━━━━━ Supplied data

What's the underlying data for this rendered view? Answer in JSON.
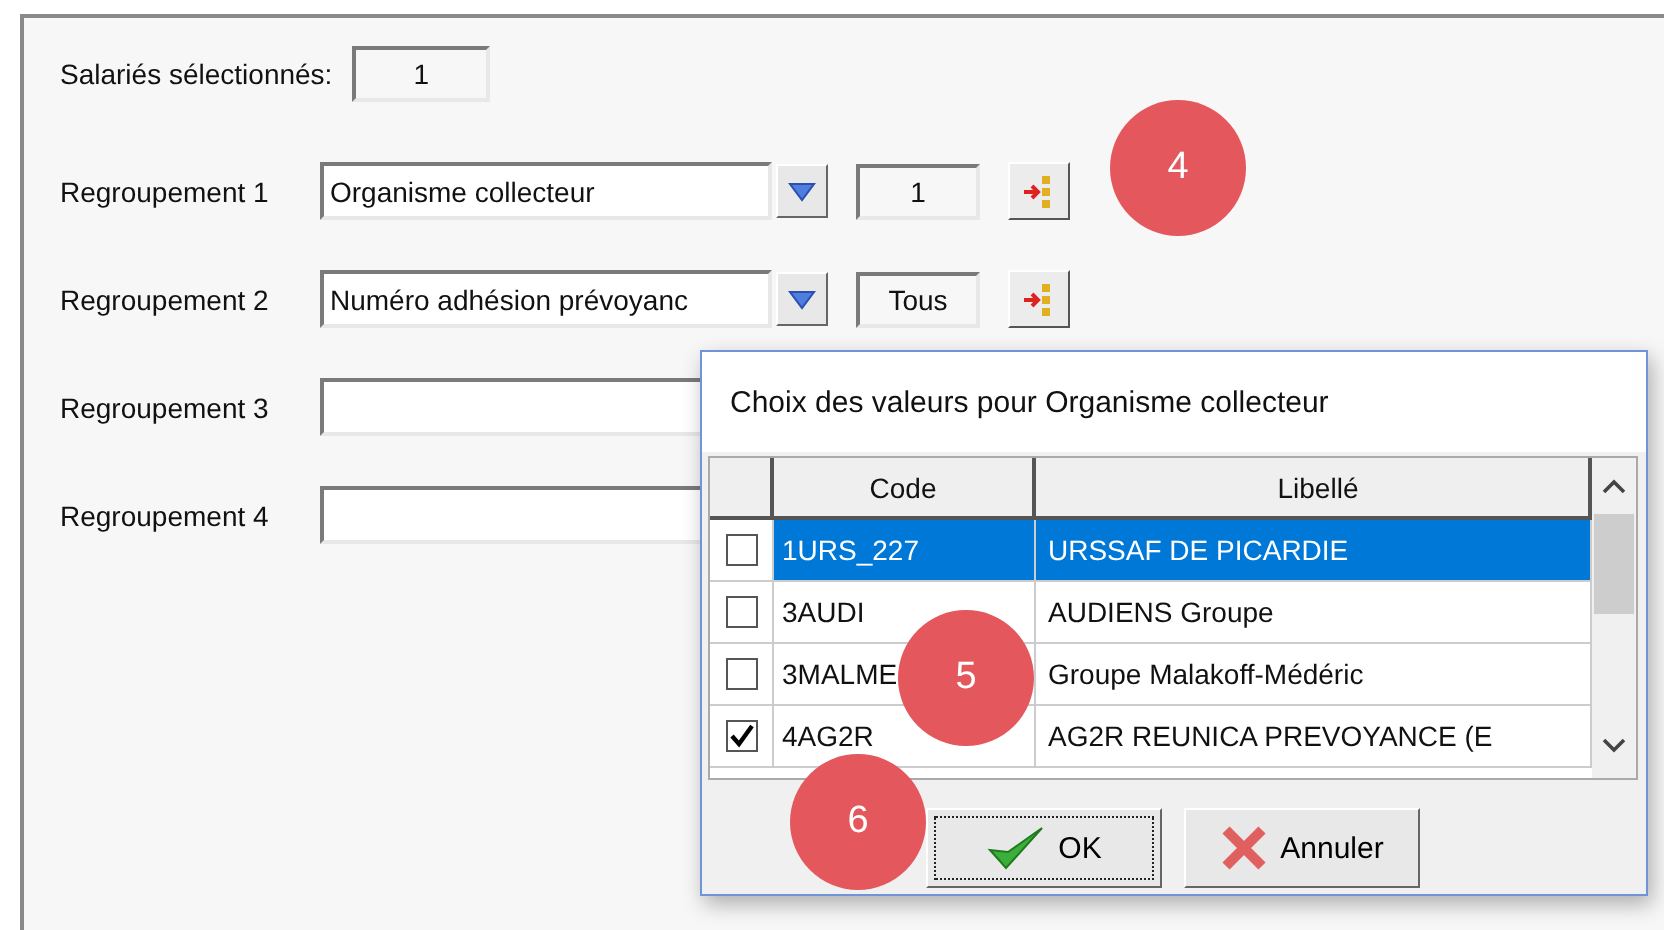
{
  "selected_employees": {
    "label": "Salariés sélectionnés:",
    "value": "1"
  },
  "groupings": [
    {
      "label": "Regroupement 1",
      "value": "Organisme collecteur",
      "count": "1"
    },
    {
      "label": "Regroupement 2",
      "value": "Numéro adhésion prévoyanc",
      "count": "Tous"
    },
    {
      "label": "Regroupement 3"
    },
    {
      "label": "Regroupement 4"
    }
  ],
  "dialog": {
    "title": "Choix des valeurs pour Organisme collecteur",
    "columns": [
      "Code",
      "Libellé"
    ],
    "rows": [
      {
        "code": "1URS_227",
        "label": "URSSAF DE PICARDIE",
        "checked": false,
        "selected": true
      },
      {
        "code": "3AUDI",
        "label": "AUDIENS Groupe",
        "checked": false,
        "selected": false
      },
      {
        "code": "3MALME",
        "label": "Groupe Malakoff-Médéric",
        "checked": false,
        "selected": false
      },
      {
        "code": "4AG2R",
        "label": "AG2R REUNICA PREVOYANCE (E",
        "checked": true,
        "selected": false
      }
    ],
    "ok": "OK",
    "cancel": "Annuler"
  },
  "step_badges": [
    "4",
    "5",
    "6"
  ]
}
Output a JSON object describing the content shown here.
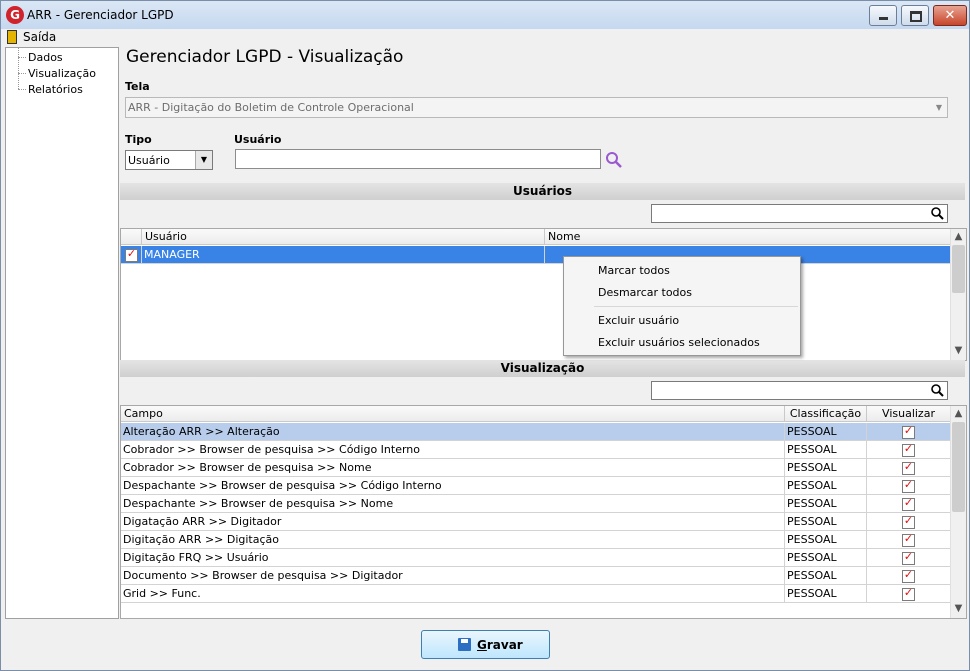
{
  "window": {
    "title": "ARR - Gerenciador LGPD",
    "icon": "arr-logo-icon",
    "controls": [
      "minimize-icon",
      "maximize-icon",
      "close-icon"
    ]
  },
  "menu": {
    "exit_label": "Saída"
  },
  "sidebar": {
    "items": [
      {
        "label": "Dados"
      },
      {
        "label": "Visualização"
      },
      {
        "label": "Relatórios"
      }
    ]
  },
  "page": {
    "title": "Gerenciador LGPD - Visualização"
  },
  "form": {
    "tela_label": "Tela",
    "tela_value": "ARR - Digitação do Boletim de Controle Operacional",
    "tipo_label": "Tipo",
    "tipo_value": "Usuário",
    "usuario_label": "Usuário",
    "usuario_value": ""
  },
  "users_section": {
    "title": "Usuários",
    "search_value": "",
    "columns": [
      "Usuário",
      "Nome"
    ],
    "rows": [
      {
        "usuario": "MANAGER",
        "nome": "",
        "checked": true,
        "selected": true
      }
    ]
  },
  "context_menu": {
    "items": [
      "Marcar todos",
      "Desmarcar todos",
      "Excluir usuário",
      "Excluir usuários selecionados"
    ]
  },
  "view_section": {
    "title": "Visualização",
    "search_value": "",
    "columns": [
      "Campo",
      "Classificação",
      "Visualizar"
    ],
    "rows": [
      {
        "campo": "Alteração ARR >> Alteração",
        "classificacao": "PESSOAL",
        "visualizar": true
      },
      {
        "campo": "Cobrador >> Browser de pesquisa >> Código Interno",
        "classificacao": "PESSOAL",
        "visualizar": true
      },
      {
        "campo": "Cobrador >> Browser de pesquisa >> Nome",
        "classificacao": "PESSOAL",
        "visualizar": true
      },
      {
        "campo": "Despachante >> Browser de pesquisa >> Código Interno",
        "classificacao": "PESSOAL",
        "visualizar": true
      },
      {
        "campo": "Despachante >> Browser de pesquisa >> Nome",
        "classificacao": "PESSOAL",
        "visualizar": true
      },
      {
        "campo": "Digatação ARR >> Digitador",
        "classificacao": "PESSOAL",
        "visualizar": true
      },
      {
        "campo": "Digitação ARR >> Digitação",
        "classificacao": "PESSOAL",
        "visualizar": true
      },
      {
        "campo": "Digitação FRQ >> Usuário",
        "classificacao": "PESSOAL",
        "visualizar": true
      },
      {
        "campo": "Documento >> Browser de pesquisa >> Digitador",
        "classificacao": "PESSOAL",
        "visualizar": true
      },
      {
        "campo": "Grid >> Func.",
        "classificacao": "PESSOAL",
        "visualizar": true
      }
    ]
  },
  "footer": {
    "save_label": "Gravar"
  },
  "colors": {
    "selection": "#3a83e6",
    "check": "#e01010",
    "accent_search": "#9b59d0"
  }
}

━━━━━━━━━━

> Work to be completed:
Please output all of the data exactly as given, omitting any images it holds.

> Expected answer:
What's the underlying data for this rendered view? Answer in JSON.
{
  "selected_employees": {
    "label": "Salariés sélectionnés:",
    "value": "1"
  },
  "groupings": [
    {
      "label": "Regroupement 1",
      "value": "Organisme collecteur",
      "count": "1"
    },
    {
      "label": "Regroupement 2",
      "value": "Numéro adhésion prévoyanc",
      "count": "Tous"
    },
    {
      "label": "Regroupement 3"
    },
    {
      "label": "Regroupement 4"
    }
  ],
  "dialog": {
    "title": "Choix des valeurs pour Organisme collecteur",
    "columns": [
      "Code",
      "Libellé"
    ],
    "rows": [
      {
        "code": "1URS_227",
        "label": "URSSAF DE PICARDIE",
        "checked": false,
        "selected": true
      },
      {
        "code": "3AUDI",
        "label": "AUDIENS Groupe",
        "checked": false,
        "selected": false
      },
      {
        "code": "3MALME",
        "label": "Groupe Malakoff-Médéric",
        "checked": false,
        "selected": false
      },
      {
        "code": "4AG2R",
        "label": "AG2R REUNICA PREVOYANCE (E",
        "checked": true,
        "selected": false
      }
    ],
    "ok": "OK",
    "cancel": "Annuler"
  },
  "step_badges": [
    "4",
    "5",
    "6"
  ]
}
Output a JSON object describing the content shown here.
{
  "window": {
    "title": "ARR - Gerenciador LGPD",
    "icon": "arr-logo-icon",
    "controls": [
      "minimize-icon",
      "maximize-icon",
      "close-icon"
    ]
  },
  "menu": {
    "exit_label": "Saída"
  },
  "sidebar": {
    "items": [
      {
        "label": "Dados"
      },
      {
        "label": "Visualização"
      },
      {
        "label": "Relatórios"
      }
    ]
  },
  "page": {
    "title": "Gerenciador LGPD - Visualização"
  },
  "form": {
    "tela_label": "Tela",
    "tela_value": "ARR - Digitação do Boletim de Controle Operacional",
    "tipo_label": "Tipo",
    "tipo_value": "Usuário",
    "usuario_label": "Usuário",
    "usuario_value": ""
  },
  "users_section": {
    "title": "Usuários",
    "search_value": "",
    "columns": [
      "Usuário",
      "Nome"
    ],
    "rows": [
      {
        "usuario": "MANAGER",
        "nome": "",
        "checked": true,
        "selected": true
      }
    ]
  },
  "context_menu": {
    "items": [
      "Marcar todos",
      "Desmarcar todos",
      "Excluir usuário",
      "Excluir usuários selecionados"
    ]
  },
  "view_section": {
    "title": "Visualização",
    "search_value": "",
    "columns": [
      "Campo",
      "Classificação",
      "Visualizar"
    ],
    "rows": [
      {
        "campo": "Alteração ARR >> Alteração",
        "classificacao": "PESSOAL",
        "visualizar": true
      },
      {
        "campo": "Cobrador >> Browser de pesquisa >> Código Interno",
        "classificacao": "PESSOAL",
        "visualizar": true
      },
      {
        "campo": "Cobrador >> Browser de pesquisa >> Nome",
        "classificacao": "PESSOAL",
        "visualizar": true
      },
      {
        "campo": "Despachante >> Browser de pesquisa >> Código Interno",
        "classificacao": "PESSOAL",
        "visualizar": true
      },
      {
        "campo": "Despachante >> Browser de pesquisa >> Nome",
        "classificacao": "PESSOAL",
        "visualizar": true
      },
      {
        "campo": "Digatação ARR >> Digitador",
        "classificacao": "PESSOAL",
        "visualizar": true
      },
      {
        "campo": "Digitação ARR >> Digitação",
        "classificacao": "PESSOAL",
        "visualizar": true
      },
      {
        "campo": "Digitação FRQ >> Usuário",
        "classificacao": "PESSOAL",
        "visualizar": true
      },
      {
        "campo": "Documento >> Browser de pesquisa >> Digitador",
        "classificacao": "PESSOAL",
        "visualizar": true
      },
      {
        "campo": "Grid >> Func.",
        "classificacao": "PESSOAL",
        "visualizar": true
      }
    ]
  },
  "footer": {
    "save_label": "Gravar"
  },
  "colors": {
    "selection": "#3a83e6",
    "check": "#e01010",
    "accent_search": "#9b59d0"
  }
}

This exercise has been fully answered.